Well, first thing I want to say is that I’m very connected to my community, and I want Black people to know that I haven’t abandoned them because I’ve had a child with a man outside of my race and I’m dating someone now outside my race who is Spanish and French. I have never been more clear about who I am as a Black woman[…] And who I really am is a Black woman who is struggling to make my race proud of me, who is struggling to move Black women forward in the profession I’ve chosen, and those relationships have actually helped me identify more clearly[….]The truth that it’s taken me a long time to learn how to love myself, and color isn’t really a part of what I look at when I’m deciding who I want to spend time with. I look for the soul, the person, the evolution, what he believes in, who [he is as a person] and how does it affect me in a positive way.
Or The Black Community™ gets the blame for the woes of interracial couples, as expressed by Taye Diggs, who implied that Black women won’t support movies and TV if the couple presented is not Black or a Black male actor has a specifically white love interest. Or the press–or the celebrity–was generally quiet about their relationship. Unless you’re a stan, you may not know that, say, Kerry Washington was engaged to actor David Moscow for three years before she married NFLer Nnamdi Asomugha. The same holds true for actor Russell Wong, who partnered and had a child with African American dancer Eartha Robinson.
And what happens if a showbiz person dating someone who’s not hetero or cis? Even though gay rights activists and activists for transgender people’s rights are slowly moving US society to accept same-sex loving people and those who love trans people and gender non-conforming folks –and performers have helped with that movement–what happened with White Collar’s Matt Bomer brought up an old fear that kept actors from self-identifying as anything other than straight for a very long time if they wanted to make it in Hollywood. Author and screenwriter Bret Easton Ellis stated Bomer shouldn’t be cast in the film version of the best-seller 50 Shades of Grey because “he’s openly gay…I think he comes off totally gay on White Collar.” And the recent controversy with radio personality Mr Cee being caught on tape soliciting sex from someone perceived as a trans woman–he resigned from his job at Hot 97 after the second publicized bust, but the resignation wasn’t accepted–generated and deepened conversations about sexual attraction, transmisogyny, and masculinity within hip-hop and Black folks attached to and outside of it, which both trans activist Janet Mock and hip-hop podcast host and thinker/writer Lenee Voss eloquently address.

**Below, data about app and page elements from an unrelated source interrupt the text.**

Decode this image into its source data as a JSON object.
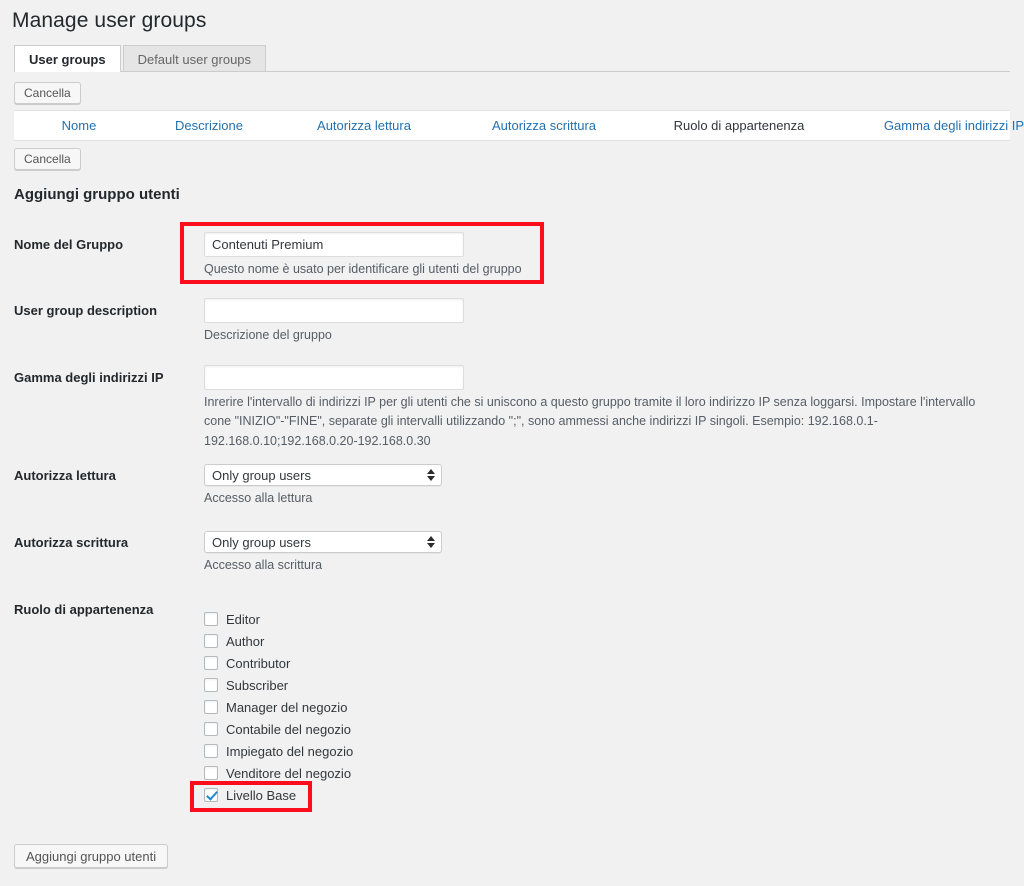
{
  "page": {
    "title": "Manage user groups"
  },
  "tabs": [
    {
      "label": "User groups",
      "active": true
    },
    {
      "label": "Default user groups",
      "active": false
    }
  ],
  "actions": {
    "delete_top": "Cancella",
    "delete_bottom": "Cancella",
    "submit": "Aggiungi gruppo utenti"
  },
  "list_table": {
    "columns": [
      {
        "label": "Nome",
        "link": true
      },
      {
        "label": "Descrizione",
        "link": true
      },
      {
        "label": "Autorizza lettura",
        "link": true
      },
      {
        "label": "Autorizza scrittura",
        "link": true
      },
      {
        "label": "Ruolo di appartenenza",
        "link": false
      },
      {
        "label": "Gamma degli indirizzi IP",
        "link": true
      }
    ],
    "rows": []
  },
  "form": {
    "heading": "Aggiungi gruppo utenti",
    "group_name": {
      "label": "Nome del Gruppo",
      "value": "Contenuti Premium",
      "placeholder": "",
      "hint": "Questo nome è usato per identificare gli utenti del gruppo"
    },
    "group_description": {
      "label": "User group description",
      "value": "",
      "placeholder": "",
      "hint": "Descrizione del gruppo"
    },
    "ip_range": {
      "label": "Gamma degli indirizzi IP",
      "value": "",
      "placeholder": "",
      "hint": "Inrerire l'intervallo di indirizzi IP per gli utenti che si uniscono a questo gruppo tramite il loro indirizzo IP senza loggarsi. Impostare l'intervallo cone \"INIZIO\"-\"FINE\", separate gli intervalli utilizzando \";\", sono ammessi anche indirizzi IP singoli. Esempio: 192.168.0.1-192.168.0.10;192.168.0.20-192.168.0.30"
    },
    "read_permission": {
      "label": "Autorizza lettura",
      "value": "Only group users",
      "hint": "Accesso alla lettura"
    },
    "write_permission": {
      "label": "Autorizza scrittura",
      "value": "Only group users",
      "hint": "Accesso alla scrittura"
    },
    "roles": {
      "label": "Ruolo di appartenenza",
      "items": [
        {
          "label": "Editor",
          "checked": false
        },
        {
          "label": "Author",
          "checked": false
        },
        {
          "label": "Contributor",
          "checked": false
        },
        {
          "label": "Subscriber",
          "checked": false
        },
        {
          "label": "Manager del negozio",
          "checked": false
        },
        {
          "label": "Contabile del negozio",
          "checked": false
        },
        {
          "label": "Impiegato del negozio",
          "checked": false
        },
        {
          "label": "Venditore del negozio",
          "checked": false
        },
        {
          "label": "Livello Base",
          "checked": true
        }
      ]
    }
  },
  "annotations": {
    "accent_color": "#fc0d1b",
    "link_color": "#2271b1",
    "checkbox_check_color": "#1e87d6"
  }
}
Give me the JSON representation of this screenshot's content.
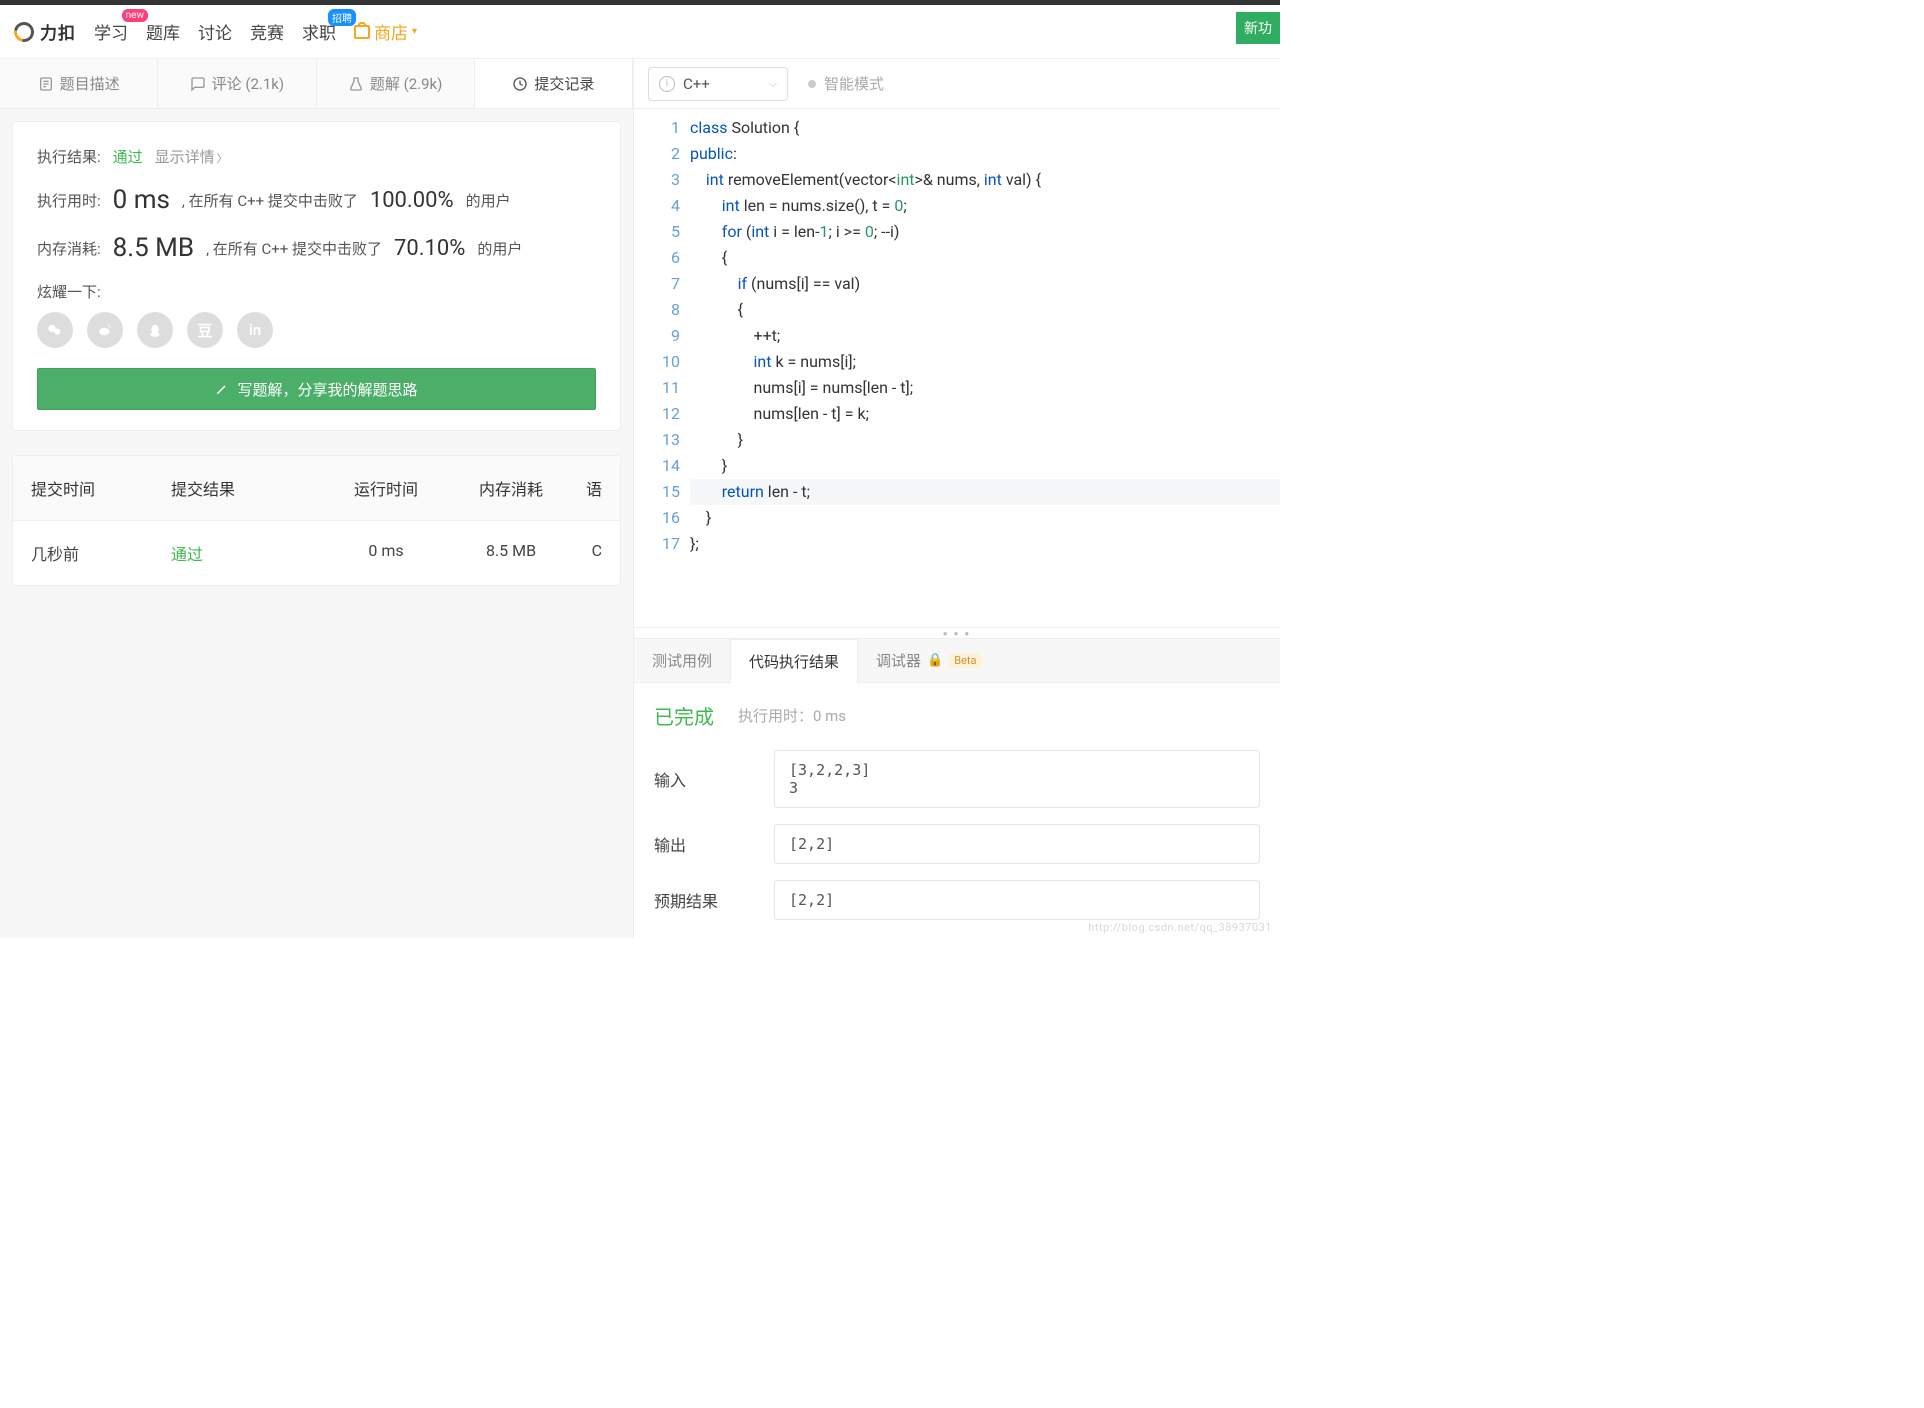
{
  "nav": {
    "brand": "力扣",
    "items": [
      "学习",
      "题库",
      "讨论",
      "竞赛",
      "求职"
    ],
    "badges": {
      "new": "new",
      "hire": "招聘"
    },
    "store": "商店",
    "newfeat": "新功"
  },
  "tabs": {
    "desc": "题目描述",
    "comments": "评论 (2.1k)",
    "solutions": "题解 (2.9k)",
    "submissions": "提交记录"
  },
  "result": {
    "label": "执行结果:",
    "status": "通过",
    "details": "显示详情",
    "runtime_lbl": "执行用时:",
    "runtime_val": "0 ms",
    "runtime_txt": ", 在所有 C++ 提交中击败了",
    "runtime_pct": "100.00%",
    "runtime_suffix": "的用户",
    "memory_lbl": "内存消耗:",
    "memory_val": "8.5 MB",
    "memory_txt": ", 在所有 C++ 提交中击败了",
    "memory_pct": "70.10%",
    "memory_suffix": "的用户",
    "share_lbl": "炫耀一下:",
    "write_btn": "写题解，分享我的解题思路"
  },
  "share_icons": [
    "wechat",
    "weibo",
    "qq",
    "douban",
    "linkedin"
  ],
  "table": {
    "headers": [
      "提交时间",
      "提交结果",
      "运行时间",
      "内存消耗",
      "语"
    ],
    "row": [
      "几秒前",
      "通过",
      "0 ms",
      "8.5 MB",
      "C"
    ]
  },
  "code_header": {
    "lang": "C++",
    "smart": "智能模式"
  },
  "code_lines": [
    {
      "n": 1,
      "h": "<span class='kw'>class</span> Solution {"
    },
    {
      "n": 2,
      "h": "<span class='kw'>public</span>:"
    },
    {
      "n": 3,
      "h": "    <span class='kw'>int</span> removeElement(vector&lt;<span class='ty'>int</span>&gt;&amp; nums, <span class='kw'>int</span> val) {"
    },
    {
      "n": 4,
      "h": "        <span class='kw'>int</span> len = nums.size(), t = <span class='num'>0</span>;"
    },
    {
      "n": 5,
      "h": "        <span class='kw'>for</span> (<span class='kw'>int</span> i = len-<span class='num'>1</span>; i &gt;= <span class='num'>0</span>; --i)"
    },
    {
      "n": 6,
      "h": "        {"
    },
    {
      "n": 7,
      "h": "            <span class='kw'>if</span> (nums[i] == val)"
    },
    {
      "n": 8,
      "h": "            {"
    },
    {
      "n": 9,
      "h": "                ++t;"
    },
    {
      "n": 10,
      "h": "                <span class='kw'>int</span> k = nums[i];"
    },
    {
      "n": 11,
      "h": "                nums[i] = nums[len - t];"
    },
    {
      "n": 12,
      "h": "                nums[len - t] = k;"
    },
    {
      "n": 13,
      "h": "            }"
    },
    {
      "n": 14,
      "h": "        }"
    },
    {
      "n": 15,
      "h": "        <span class='kw'>return</span> len - t;",
      "hl": true
    },
    {
      "n": 16,
      "h": "    }"
    },
    {
      "n": 17,
      "h": "};"
    }
  ],
  "bottom_tabs": {
    "test": "测试用例",
    "exec": "代码执行结果",
    "debug": "调试器",
    "beta": "Beta"
  },
  "exec": {
    "done": "已完成",
    "time": "执行用时：0 ms",
    "input_lbl": "输入",
    "input": "[3,2,2,3]\n3",
    "output_lbl": "输出",
    "output": "[2,2]",
    "expected_lbl": "预期结果",
    "expected": "[2,2]"
  },
  "watermark": "http://blog.csdn.net/qq_38937031"
}
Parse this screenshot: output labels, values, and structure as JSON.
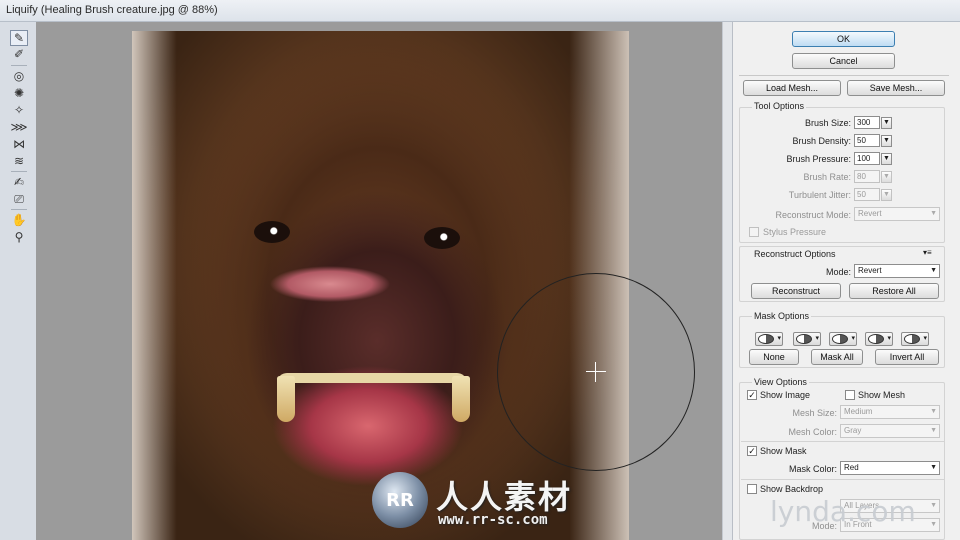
{
  "window": {
    "title": "Liquify (Healing Brush creature.jpg @ 88%)"
  },
  "tools": [
    {
      "name": "forward-warp-tool-icon",
      "glyph": "✎",
      "active": true
    },
    {
      "name": "reconstruct-tool-icon",
      "glyph": "✐"
    },
    {
      "name": "twirl-clockwise-tool-icon",
      "glyph": "◎"
    },
    {
      "name": "pucker-tool-icon",
      "glyph": "✺"
    },
    {
      "name": "bloat-tool-icon",
      "glyph": "✧"
    },
    {
      "name": "push-left-tool-icon",
      "glyph": "⋙"
    },
    {
      "name": "mirror-tool-icon",
      "glyph": "⋈"
    },
    {
      "name": "turbulence-tool-icon",
      "glyph": "≋"
    },
    {
      "name": "freeze-mask-tool-icon",
      "glyph": "✍"
    },
    {
      "name": "thaw-mask-tool-icon",
      "glyph": "⎚"
    },
    {
      "name": "hand-tool-icon",
      "glyph": "✋"
    },
    {
      "name": "zoom-tool-icon",
      "glyph": "⚲"
    }
  ],
  "buttons": {
    "ok": "OK",
    "cancel": "Cancel",
    "load_mesh": "Load Mesh...",
    "save_mesh": "Save Mesh..."
  },
  "tool_options": {
    "title": "Tool Options",
    "brush_size": {
      "label": "Brush Size:",
      "value": "300"
    },
    "brush_density": {
      "label": "Brush Density:",
      "value": "50"
    },
    "brush_pressure": {
      "label": "Brush Pressure:",
      "value": "100"
    },
    "brush_rate": {
      "label": "Brush Rate:",
      "value": "80"
    },
    "turbulent_jitter": {
      "label": "Turbulent Jitter:",
      "value": "50"
    },
    "reconstruct_mode": {
      "label": "Reconstruct Mode:",
      "value": "Revert"
    },
    "stylus_pressure": "Stylus Pressure"
  },
  "reconstruct_options": {
    "title": "Reconstruct Options",
    "mode_label": "Mode:",
    "mode_value": "Revert",
    "reconstruct": "Reconstruct",
    "restore_all": "Restore All"
  },
  "mask_options": {
    "title": "Mask Options",
    "none": "None",
    "mask_all": "Mask All",
    "invert_all": "Invert All"
  },
  "view_options": {
    "title": "View Options",
    "show_image": "Show Image",
    "show_image_checked": true,
    "show_mesh": "Show Mesh",
    "show_mesh_checked": false,
    "mesh_size_label": "Mesh Size:",
    "mesh_size_value": "Medium",
    "mesh_color_label": "Mesh Color:",
    "mesh_color_value": "Gray",
    "show_mask": "Show Mask",
    "show_mask_checked": true,
    "mask_color_label": "Mask Color:",
    "mask_color_value": "Red",
    "show_backdrop": "Show Backdrop",
    "show_backdrop_checked": false,
    "use_value": "All Layers",
    "mode_label": "Mode:",
    "mode_value": "In Front"
  },
  "watermark": {
    "chinese": "人人素材",
    "url": "www.rr-sc.com",
    "logo_text": "RR"
  },
  "branding": {
    "lynda": "lynda.com"
  },
  "colors": {
    "accent_button": "#3c7fb1",
    "canvas_gray": "#9b9b9b",
    "panel_bg": "#f0f0f0"
  }
}
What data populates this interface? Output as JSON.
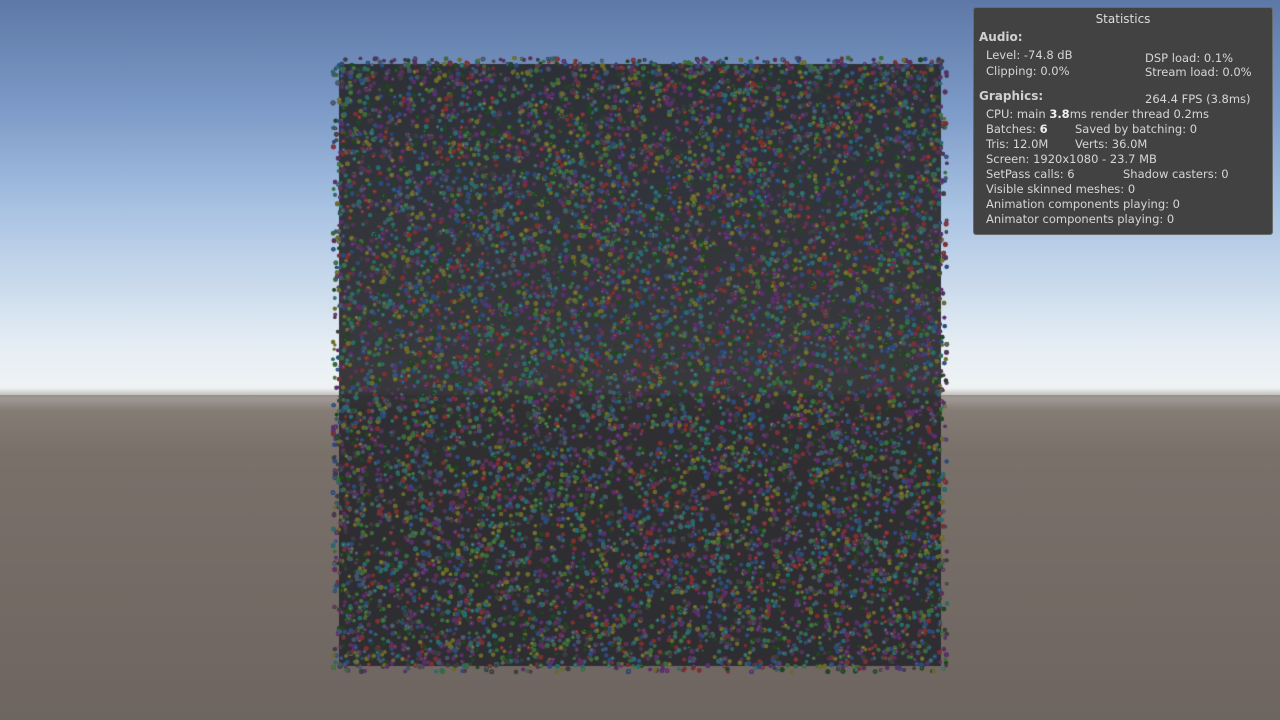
{
  "window": {
    "title": "Statistics"
  },
  "audio": {
    "header": "Audio:",
    "level": "Level: -74.8 dB",
    "clipping": "Clipping: 0.0%",
    "dsp_load": "DSP load: 0.1%",
    "stream_load": "Stream load: 0.0%"
  },
  "graphics": {
    "header": "Graphics:",
    "fps": "264.4 FPS (3.8ms)",
    "cpu_prefix": "CPU: main ",
    "cpu_main": "3.8",
    "cpu_suffix": "ms  render thread 0.2ms",
    "batches_prefix": "Batches: ",
    "batches_value": "6",
    "saved_by_batching": "Saved by batching: 0",
    "tris": "Tris: 12.0M",
    "verts": "Verts: 36.0M",
    "screen": "Screen: 1920x1080 - 23.7 MB",
    "setpass": "SetPass calls: 6",
    "shadow_casters": "Shadow casters: 0",
    "visible_skinned": "Visible skinned meshes: 0",
    "animation_components": "Animation components playing: 0",
    "animator_components": "Animator components playing: 0"
  },
  "scene": {
    "sky_top_color": "#5d78a6",
    "horizon_color": "#f2f4f3",
    "ground_color": "#6e6560",
    "particle_colors": [
      "#3a6b3a",
      "#5a2f6a",
      "#2c4a7a",
      "#7a3030",
      "#6a6a2a",
      "#2a6a6a",
      "#553355",
      "#445566",
      "#3d3d3d",
      "#224422"
    ]
  }
}
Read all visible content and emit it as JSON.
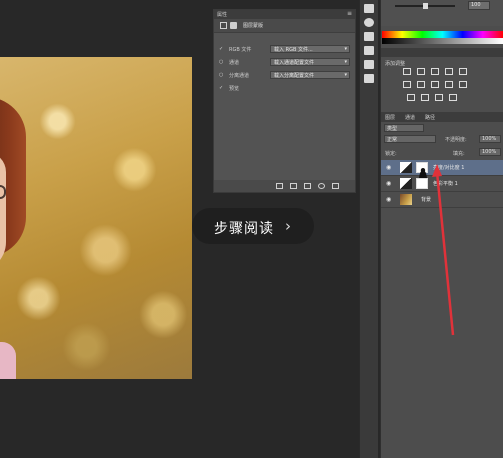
{
  "properties_panel": {
    "tab_label": "属性",
    "menu_label": "≡",
    "title": "图层蒙版",
    "rows": [
      {
        "checked": "✓",
        "label": "RGB 文件",
        "value": "载入 RGB 文件..."
      },
      {
        "checked": "",
        "label": "通道",
        "value": "载入通道配置文件"
      },
      {
        "checked": "",
        "label": "分离通道",
        "value": "载入分离配置文件"
      },
      {
        "checked": "✓",
        "label": "预览",
        "value": ""
      }
    ]
  },
  "color_panel": {
    "slider_value": "100",
    "adjustments_title": "添加调整"
  },
  "layers_panel": {
    "tabs": [
      "图层",
      "通道",
      "路径"
    ],
    "mode": "正常",
    "opacity_label": "不透明度:",
    "opacity_value": "100%",
    "lock_label": "锁定:",
    "fill_label": "填充:",
    "fill_value": "100%",
    "kind_label": "类型",
    "layers": [
      {
        "name": "亮度/对比度 1",
        "selected": true
      },
      {
        "name": "色彩平衡 1",
        "selected": false
      },
      {
        "name": "背景",
        "selected": false
      }
    ]
  },
  "overlay": {
    "step_label": "步骤阅读",
    "chevron": "›"
  },
  "colors": {
    "accent_arrow": "#e0323a",
    "selected_layer": "#5e6f8a"
  }
}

What’s the difference between The Celebrity Dating Narrative and the dating narratives those of us who live outside of the red-carpeted, designer-clothed, multimillion-dollar fishbowl are exposed to daily? Nothing, in a way, because, performers date and mate like the rest of us, complete with socially influenced preferences. Their fishbowl, like the rest of society, is built with the same institutional structures–and strictures–regarding love and marriage. But, in its mundaneness, the narrative, thanks to the media-driven star system that includes celebrity mags, also reinforces those structures and strictures and, more loosely, our own choices of mates. For those performers who participate in it, they are rewarded–and punished–with prestige and the paycheck.